The statement paints a pretty positive picture of the meeting, although another attendee, Media Research Council President Brent Bozell told The Washington Post that Trump was clearly uncomfortable with depictions of violence in video games.
“I think he’s deeply disturbed by some of the things you see in these video games that are so darn violent, viciously violent, and clearly inappropriate for children, and I think he’s bothered by that,” Bozell said.
Trump made this position clear in February when he stated that he thought violent movies and video games negatively impact the minds of younger individuals and suggested that we implement a rating system to keep kids from seeing violence in their entertainment.
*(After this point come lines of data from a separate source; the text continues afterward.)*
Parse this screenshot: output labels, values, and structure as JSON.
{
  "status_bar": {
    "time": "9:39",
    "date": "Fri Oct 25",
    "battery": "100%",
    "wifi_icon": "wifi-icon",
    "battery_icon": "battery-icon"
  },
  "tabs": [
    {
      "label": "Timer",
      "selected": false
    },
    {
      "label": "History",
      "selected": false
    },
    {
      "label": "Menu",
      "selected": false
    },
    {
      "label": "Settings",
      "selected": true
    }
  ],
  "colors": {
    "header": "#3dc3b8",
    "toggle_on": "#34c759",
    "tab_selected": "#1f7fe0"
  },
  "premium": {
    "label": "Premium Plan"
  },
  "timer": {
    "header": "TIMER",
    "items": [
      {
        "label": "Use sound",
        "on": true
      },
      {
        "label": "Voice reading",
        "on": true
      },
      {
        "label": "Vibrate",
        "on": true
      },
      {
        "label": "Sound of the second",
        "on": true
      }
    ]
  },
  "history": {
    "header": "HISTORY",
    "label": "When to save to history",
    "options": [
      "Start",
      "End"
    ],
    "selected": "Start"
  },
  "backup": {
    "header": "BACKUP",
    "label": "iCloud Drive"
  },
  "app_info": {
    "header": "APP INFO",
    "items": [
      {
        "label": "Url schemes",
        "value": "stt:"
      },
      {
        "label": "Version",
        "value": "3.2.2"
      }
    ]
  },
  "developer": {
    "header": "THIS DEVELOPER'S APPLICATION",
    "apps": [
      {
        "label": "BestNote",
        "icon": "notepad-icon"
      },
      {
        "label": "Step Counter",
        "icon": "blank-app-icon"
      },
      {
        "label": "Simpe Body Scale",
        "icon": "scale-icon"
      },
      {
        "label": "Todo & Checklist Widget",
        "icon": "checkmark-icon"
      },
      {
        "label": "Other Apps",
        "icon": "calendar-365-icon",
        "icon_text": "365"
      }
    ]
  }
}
Luckily, both movies and games already have restrictive rating systems.
After the meeting, the president seemed to hold the same mindset, despite contrary evidence.
“The president acknowledged some studies have indicated there is a correlation between video game violence and real violence,” The White House said in a statement. “The conversation centered on whether violent video games, including games that graphically simulate killing, desensitize our community to violence.”
Meanwhile, Florida Senator Marco Rubio contradicted this, telling The Washington Post that he acknowledges there’s no link between video games and violence.
The White House appears to have an agenda that puts the blame of violence and school shootings on video games instead of other, more concrete catalysts like easy access to guns and lax gun control laws and isn’t interested in changing its position.